Input records section start

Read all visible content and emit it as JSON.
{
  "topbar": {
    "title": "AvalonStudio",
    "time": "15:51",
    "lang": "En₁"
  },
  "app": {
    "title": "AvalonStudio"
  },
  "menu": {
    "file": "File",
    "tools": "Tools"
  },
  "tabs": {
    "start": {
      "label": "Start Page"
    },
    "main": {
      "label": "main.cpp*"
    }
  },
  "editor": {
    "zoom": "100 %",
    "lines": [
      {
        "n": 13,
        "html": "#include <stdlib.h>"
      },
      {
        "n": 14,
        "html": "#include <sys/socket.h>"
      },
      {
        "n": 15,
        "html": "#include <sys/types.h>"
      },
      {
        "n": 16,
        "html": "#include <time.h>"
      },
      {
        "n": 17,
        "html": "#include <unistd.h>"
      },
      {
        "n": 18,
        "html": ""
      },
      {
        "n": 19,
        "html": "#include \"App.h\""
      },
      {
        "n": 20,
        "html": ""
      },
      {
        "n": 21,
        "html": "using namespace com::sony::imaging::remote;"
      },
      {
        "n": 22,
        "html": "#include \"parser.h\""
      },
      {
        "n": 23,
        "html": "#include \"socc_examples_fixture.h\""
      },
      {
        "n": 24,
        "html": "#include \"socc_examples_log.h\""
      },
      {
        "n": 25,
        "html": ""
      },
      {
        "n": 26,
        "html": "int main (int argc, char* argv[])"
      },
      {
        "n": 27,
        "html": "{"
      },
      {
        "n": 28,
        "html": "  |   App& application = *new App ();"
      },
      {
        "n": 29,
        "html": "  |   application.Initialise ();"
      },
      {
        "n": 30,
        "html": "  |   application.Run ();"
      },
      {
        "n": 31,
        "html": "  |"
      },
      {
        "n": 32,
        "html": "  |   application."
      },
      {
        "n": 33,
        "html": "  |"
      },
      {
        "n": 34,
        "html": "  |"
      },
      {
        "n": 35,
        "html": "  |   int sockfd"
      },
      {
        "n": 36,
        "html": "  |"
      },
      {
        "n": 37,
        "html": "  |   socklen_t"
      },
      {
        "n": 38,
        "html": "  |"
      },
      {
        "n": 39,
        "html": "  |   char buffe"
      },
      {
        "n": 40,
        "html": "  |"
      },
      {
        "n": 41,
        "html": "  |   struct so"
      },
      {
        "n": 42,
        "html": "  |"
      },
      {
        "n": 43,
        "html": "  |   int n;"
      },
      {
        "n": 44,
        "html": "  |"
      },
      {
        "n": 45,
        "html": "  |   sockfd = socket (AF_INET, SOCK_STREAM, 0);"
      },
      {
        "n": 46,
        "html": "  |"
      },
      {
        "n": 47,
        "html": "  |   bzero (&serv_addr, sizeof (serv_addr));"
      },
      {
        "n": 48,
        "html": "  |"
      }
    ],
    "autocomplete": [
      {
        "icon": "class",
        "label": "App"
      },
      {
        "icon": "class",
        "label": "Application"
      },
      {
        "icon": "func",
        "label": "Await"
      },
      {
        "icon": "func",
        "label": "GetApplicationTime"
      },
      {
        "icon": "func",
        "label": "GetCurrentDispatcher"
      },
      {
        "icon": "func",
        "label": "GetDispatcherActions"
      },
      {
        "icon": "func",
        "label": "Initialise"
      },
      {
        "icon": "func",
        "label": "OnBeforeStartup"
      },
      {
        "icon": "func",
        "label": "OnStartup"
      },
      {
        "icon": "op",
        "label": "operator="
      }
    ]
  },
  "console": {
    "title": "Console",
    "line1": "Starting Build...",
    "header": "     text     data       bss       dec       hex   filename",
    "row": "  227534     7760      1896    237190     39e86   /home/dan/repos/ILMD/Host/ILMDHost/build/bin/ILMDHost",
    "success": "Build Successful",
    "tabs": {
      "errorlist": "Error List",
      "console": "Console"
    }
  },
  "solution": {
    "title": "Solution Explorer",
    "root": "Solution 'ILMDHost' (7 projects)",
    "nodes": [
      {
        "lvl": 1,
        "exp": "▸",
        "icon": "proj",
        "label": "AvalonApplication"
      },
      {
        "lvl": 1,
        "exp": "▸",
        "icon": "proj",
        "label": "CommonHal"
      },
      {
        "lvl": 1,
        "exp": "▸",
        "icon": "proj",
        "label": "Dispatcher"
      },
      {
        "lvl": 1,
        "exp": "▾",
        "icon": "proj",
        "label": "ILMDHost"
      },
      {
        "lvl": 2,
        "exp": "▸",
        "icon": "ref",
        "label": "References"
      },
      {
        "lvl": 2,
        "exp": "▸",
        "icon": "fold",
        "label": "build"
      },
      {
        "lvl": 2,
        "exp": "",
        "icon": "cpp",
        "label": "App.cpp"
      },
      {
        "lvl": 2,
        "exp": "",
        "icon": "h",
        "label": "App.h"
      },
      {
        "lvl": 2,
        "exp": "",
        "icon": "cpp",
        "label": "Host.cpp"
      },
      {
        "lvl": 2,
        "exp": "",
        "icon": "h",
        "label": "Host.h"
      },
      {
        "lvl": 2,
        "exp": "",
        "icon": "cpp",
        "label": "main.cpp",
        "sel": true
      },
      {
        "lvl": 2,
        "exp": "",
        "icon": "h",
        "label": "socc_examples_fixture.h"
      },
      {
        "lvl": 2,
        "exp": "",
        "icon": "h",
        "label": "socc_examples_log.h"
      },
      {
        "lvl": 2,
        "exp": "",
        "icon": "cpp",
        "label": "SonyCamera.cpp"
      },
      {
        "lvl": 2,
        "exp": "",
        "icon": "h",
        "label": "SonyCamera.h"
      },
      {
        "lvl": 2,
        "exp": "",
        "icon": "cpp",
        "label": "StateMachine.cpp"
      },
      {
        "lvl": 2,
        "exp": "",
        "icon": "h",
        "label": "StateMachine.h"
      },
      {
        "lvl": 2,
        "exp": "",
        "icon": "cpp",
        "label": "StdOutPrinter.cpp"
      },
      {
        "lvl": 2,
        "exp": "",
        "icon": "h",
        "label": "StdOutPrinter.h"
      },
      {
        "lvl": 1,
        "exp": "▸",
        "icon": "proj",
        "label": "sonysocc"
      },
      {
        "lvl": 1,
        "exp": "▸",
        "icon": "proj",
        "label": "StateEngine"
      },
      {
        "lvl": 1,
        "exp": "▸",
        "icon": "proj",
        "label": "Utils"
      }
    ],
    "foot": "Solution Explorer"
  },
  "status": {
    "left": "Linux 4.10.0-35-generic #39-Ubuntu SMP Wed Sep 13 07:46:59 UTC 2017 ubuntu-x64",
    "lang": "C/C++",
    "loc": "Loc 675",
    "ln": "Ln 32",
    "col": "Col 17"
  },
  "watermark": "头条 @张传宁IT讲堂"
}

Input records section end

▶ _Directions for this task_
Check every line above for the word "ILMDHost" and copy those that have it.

▶ _The answer_
    "row": "  227534     7760      1896    237190     39e86   /home/dan/repos/ILMD/Host/ILMDHost/build/bin/ILMDHost",
    "root": "Solution 'ILMDHost' (7 projects)",
        "label": "ILMDHost"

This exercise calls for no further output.